Central Coast Council of P&Cs (CCCPC) has welcomed the news that NSW is “leading the charge” in implementing “much-needed” changes to NAPLAN.
State Education Minister, Sarah Mitchell, said this week that she was pleased that work was progressing in line with the review initiated by NSW in 2019 and released in 2020.
Mitchell said improvements were gaining momentum, with Education Ministers from around Australia recently agreeing to progress work on several recommendations from the review.
“This will include investigating the feasibility of conducting the test earlier in the year, providing the results to schools within two weeks, and incorporating critical and creative thinking,” Mitchell said.
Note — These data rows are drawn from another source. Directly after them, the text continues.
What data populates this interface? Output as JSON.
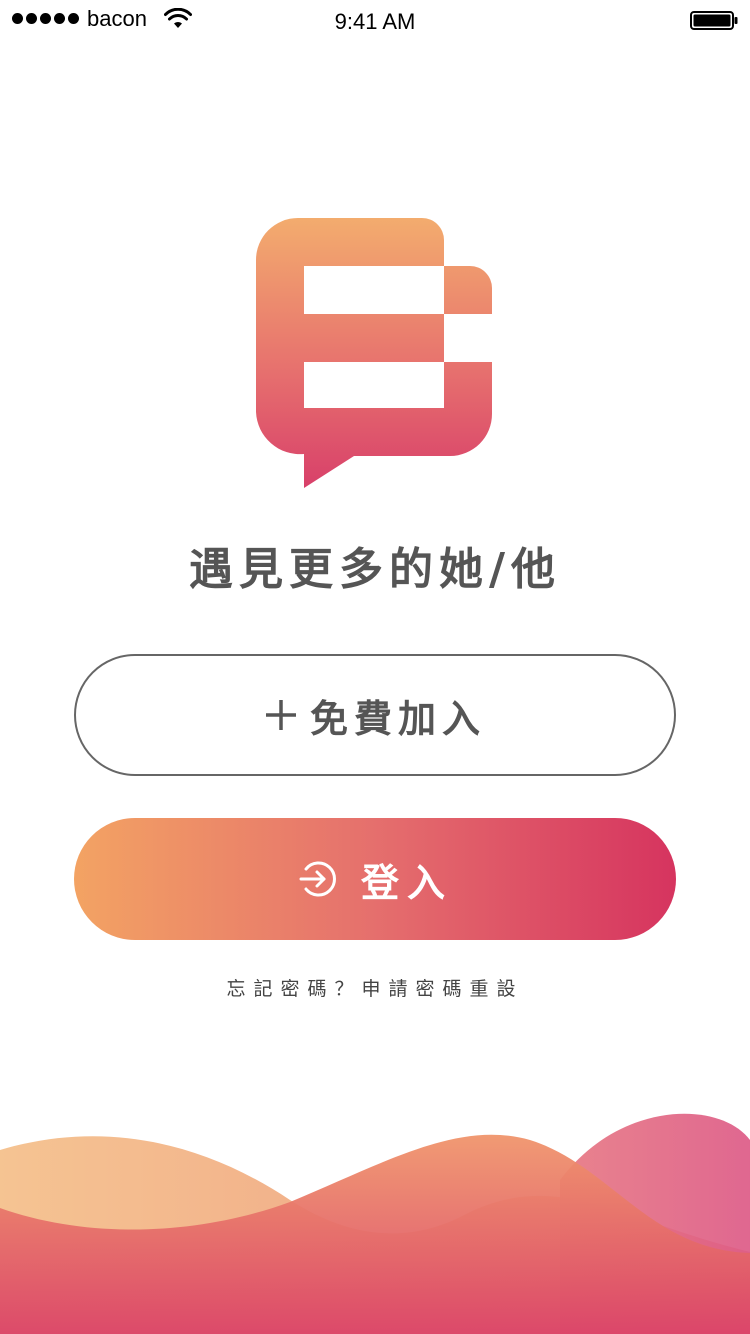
{
  "status_bar": {
    "carrier": "bacon",
    "time": "9:41 AM",
    "signal_bars": 5,
    "icons": [
      "signal-dots",
      "wifi-icon",
      "battery-icon"
    ]
  },
  "app": {
    "logo": "chat-bubble-logo",
    "tagline": "遇見更多的她/他",
    "colors": {
      "gradient_start": "#f3a363",
      "gradient_mid": "#e56f6d",
      "gradient_end": "#d6345f",
      "text_gray": "#555555"
    }
  },
  "actions": {
    "join": {
      "icon": "plus-icon",
      "label": "免費加入"
    },
    "login": {
      "icon": "login-icon",
      "label": "登入"
    },
    "forgot_password": "忘記密碼？申請密碼重設"
  }
}
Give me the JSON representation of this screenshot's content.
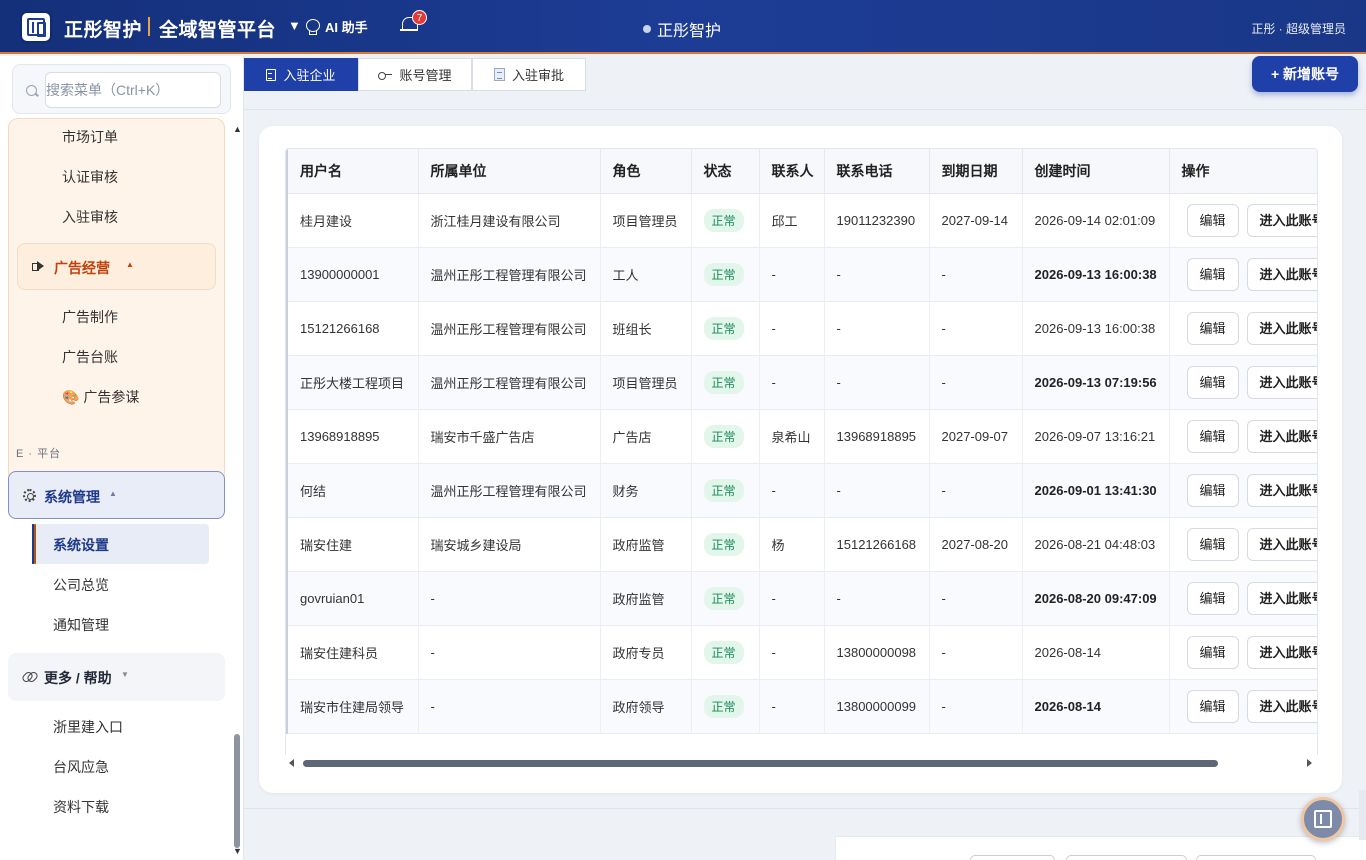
{
  "header": {
    "brand": "正彤智护",
    "platform": "全域智管平台",
    "ai_label": "AI 助手",
    "notification_count": "7",
    "center_title": "正彤智护",
    "user": "正彤 · 超级管理员"
  },
  "sidebar": {
    "search_placeholder": "搜索菜单（Ctrl+K）",
    "top_items": [
      "市场订单",
      "认证审核",
      "入驻审核"
    ],
    "ad_group": {
      "title": "广告经营",
      "items": [
        "广告制作",
        "广告台账",
        "🎨 广告参谋"
      ]
    },
    "section_label": "E · 平台",
    "system_group": {
      "title": "系统管理",
      "active_item": "系统设置",
      "items": [
        "公司总览",
        "通知管理"
      ]
    },
    "help_group": {
      "title": "更多 / 帮助",
      "items": [
        "浙里建入口",
        "台风应急",
        "资料下载"
      ]
    }
  },
  "tabs": [
    {
      "label": "入驻企业",
      "active": true
    },
    {
      "label": "账号管理",
      "active": false
    },
    {
      "label": "入驻审批",
      "active": false
    }
  ],
  "add_button": "+ 新增账号",
  "table": {
    "columns": [
      "用户名",
      "所属单位",
      "角色",
      "状态",
      "联系人",
      "联系电话",
      "到期日期",
      "创建时间",
      "操作"
    ],
    "edit_label": "编辑",
    "enter_label": "进入此账号",
    "rows": [
      {
        "username": "桂月建设",
        "unit": "浙江桂月建设有限公司",
        "role": "项目管理员",
        "status": "正常",
        "contact": "邱工",
        "phone": "19011232390",
        "expiry": "2027-09-14",
        "created": "2026-09-14 02:01:09",
        "bold": false
      },
      {
        "username": "13900000001",
        "unit": "温州正彤工程管理有限公司",
        "role": "工人",
        "status": "正常",
        "contact": "-",
        "phone": "-",
        "expiry": "-",
        "created": "2026-09-13 16:00:38",
        "bold": true
      },
      {
        "username": "15121266168",
        "unit": "温州正彤工程管理有限公司",
        "role": "班组长",
        "status": "正常",
        "contact": "-",
        "phone": "-",
        "expiry": "-",
        "created": "2026-09-13 16:00:38",
        "bold": false
      },
      {
        "username": "正彤大楼工程项目",
        "unit": "温州正彤工程管理有限公司",
        "role": "项目管理员",
        "status": "正常",
        "contact": "-",
        "phone": "-",
        "expiry": "-",
        "created": "2026-09-13 07:19:56",
        "bold": true
      },
      {
        "username": "13968918895",
        "unit": "瑞安市千盛广告店",
        "role": "广告店",
        "status": "正常",
        "contact": "泉希山",
        "phone": "13968918895",
        "expiry": "2027-09-07",
        "created": "2026-09-07 13:16:21",
        "bold": false
      },
      {
        "username": "何结",
        "unit": "温州正彤工程管理有限公司",
        "role": "财务",
        "status": "正常",
        "contact": "-",
        "phone": "-",
        "expiry": "-",
        "created": "2026-09-01 13:41:30",
        "bold": true
      },
      {
        "username": "瑞安住建",
        "unit": "瑞安城乡建设局",
        "role": "政府监管",
        "status": "正常",
        "contact": "杨",
        "phone": "15121266168",
        "expiry": "2027-08-20",
        "created": "2026-08-21 04:48:03",
        "bold": false
      },
      {
        "username": "govruian01",
        "unit": "-",
        "role": "政府监管",
        "status": "正常",
        "contact": "-",
        "phone": "-",
        "expiry": "-",
        "created": "2026-08-20 09:47:09",
        "bold": true
      },
      {
        "username": "瑞安住建科员",
        "unit": "-",
        "role": "政府专员",
        "status": "正常",
        "contact": "-",
        "phone": "13800000098",
        "expiry": "-",
        "created": "2026-08-14",
        "bold": false
      },
      {
        "username": "瑞安市住建局领导",
        "unit": "-",
        "role": "政府领导",
        "status": "正常",
        "contact": "-",
        "phone": "13800000099",
        "expiry": "-",
        "created": "2026-08-14",
        "bold": true
      }
    ]
  }
}
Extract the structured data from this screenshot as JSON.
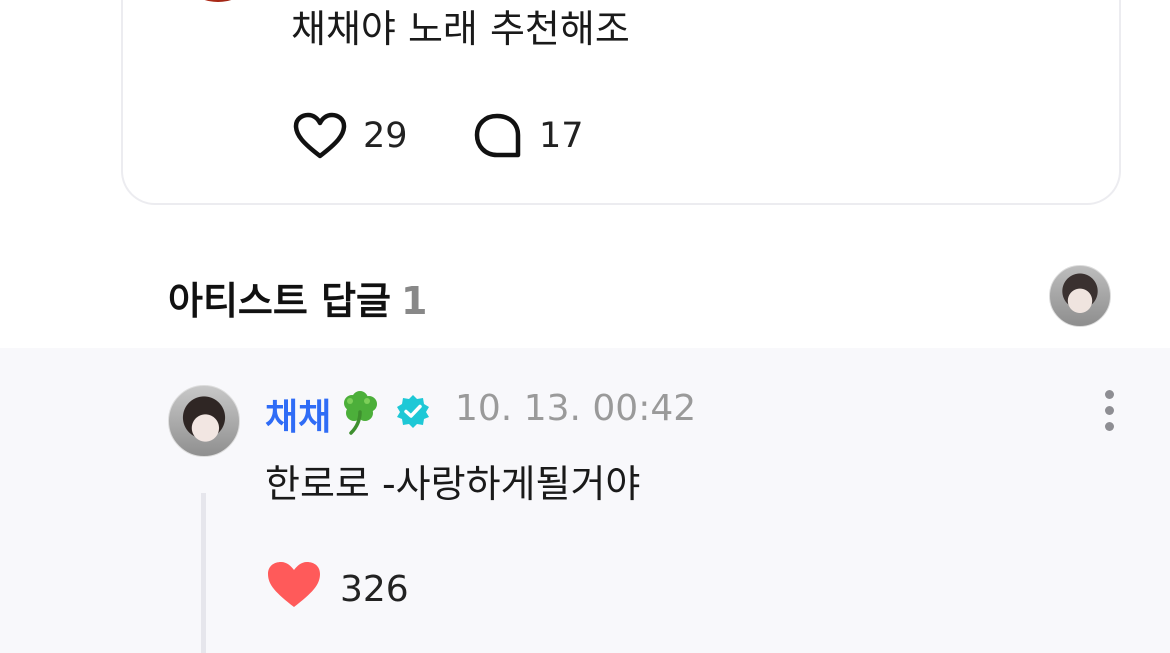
{
  "post": {
    "text": "채채야 노래 추천해조",
    "likes": "29",
    "comments": "17"
  },
  "artist_replies": {
    "title": "아티스트 답글",
    "count": "1"
  },
  "reply": {
    "author": "채채",
    "timestamp": "10. 13. 00:42",
    "text": "한로로 -사랑하게될거야",
    "likes": "326",
    "like_color": "#ff5a5a",
    "name_color": "#2f6cf6",
    "verified_color": "#1ec8d6"
  }
}
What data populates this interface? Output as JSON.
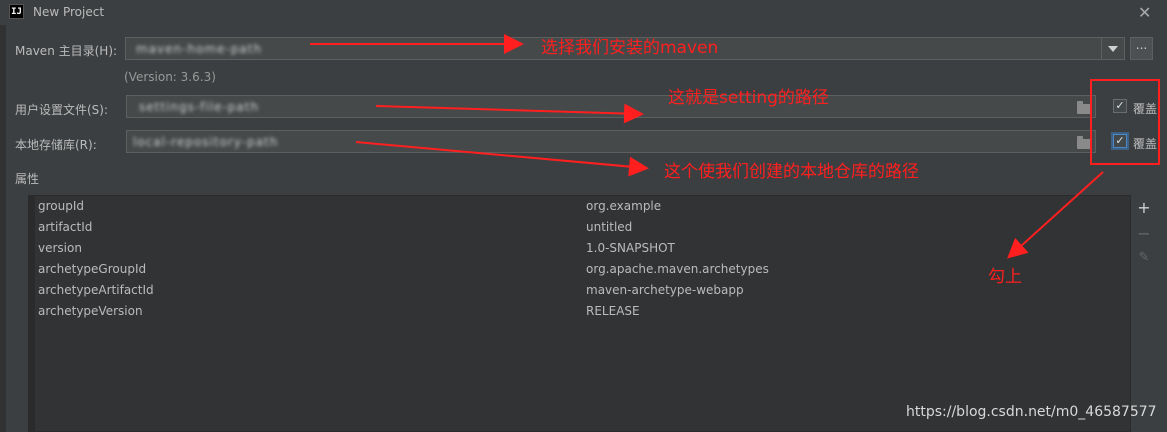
{
  "window": {
    "title": "New Project",
    "app_icon": "IJ"
  },
  "maven_home": {
    "label": "Maven 主目录(H):",
    "value": "maven-home-path",
    "version": "(Version: 3.6.3)"
  },
  "settings_file": {
    "label": "用户设置文件(S):",
    "value": "settings-file-path",
    "override_label": "覆盖",
    "override_checked": true
  },
  "local_repo": {
    "label": "本地存储库(R):",
    "value": "local-repository-path",
    "override_label": "覆盖",
    "override_checked": true
  },
  "properties": {
    "label": "属性",
    "rows": [
      {
        "key": "groupId",
        "value": "org.example"
      },
      {
        "key": "artifactId",
        "value": "untitled"
      },
      {
        "key": "version",
        "value": "1.0-SNAPSHOT"
      },
      {
        "key": "archetypeGroupId",
        "value": "org.apache.maven.archetypes"
      },
      {
        "key": "archetypeArtifactId",
        "value": "maven-archetype-webapp"
      },
      {
        "key": "archetypeVersion",
        "value": "RELEASE"
      }
    ]
  },
  "annotations": {
    "maven": "选择我们安装的maven",
    "settings": "这就是setting的路径",
    "repo": "这个使我们创建的本地仓库的路径",
    "check": "勾上"
  },
  "watermark": "https://blog.csdn.net/m0_46587577",
  "colors": {
    "annotation": "#ff1f1f",
    "background": "#3c3f41"
  }
}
She said the changes were another positive step forward on the road to creating a fit for purpose national diagnostic test.
“There are fundamental flaws with NAPLAN in its current form,” she said.
“My goal has always been to see a modern and effective national standardised assessment tool that will help students and teachers and raise education standards nationwide.
“NAPLAN was cancelled last year due to COVID, disrupting the data set and presenting an opportunity to make important changes.
“It is essential that Australia has a robust and modern diagnostic test that is fit for purpose and I’m pleased that Education Ministers have agreed to work towards these changes.”
Agreements made include: the writing test will continue to be conducted as a census test; testing of spelling, grammar and punctuation (Conventions of Language) will be separate from writing as part of the annual census based standardised assessment program; The Australian Curriculum, Assessment and Reporting Authority (ACARA) will work with jurisdictions to explore the feasibility of shifting of the test as early as possible in the school year and turn around test results in two weeks; and, the assessments will remain in Years 3, 5, 7 and 9.
The Ministers also agreed in principle to enabling schools to “opt-in” to assessments in the domains of Science Literacy (including critical and creative thinking), Digital Literacy and Civics and Citizenship annually in Year 6 and Year 10, and request that ACARA further develop the proposal for their next meeting.
They also agreed that ACARA should investigate the feasibility of incorporating critical and creative thinking in English and Mathematics into the existing NAPLAN domains, with advice to be provided to the next Education Ministers’ Meeting.
Central Coast Council of P&Cs (CCCPC) President, Sharryn Brownlee, said that it was a “great step forward” to see ACARA looking at holding the test earlier in the year, and ensuring the results are back to schools and parents within a few weeks.
“NAPLAN was originally designed as a national diagnostic test to ensure that no students slipped through the cracks and also to be accountable to tax payers and Federal Treasury for funds,” Brownlee said.
“It is important that it remains relevant and valued by students, staff and families.
“We await the details of the ‘opt-in’ to assessments to see how it is implemented and that no students are disadvantaged.”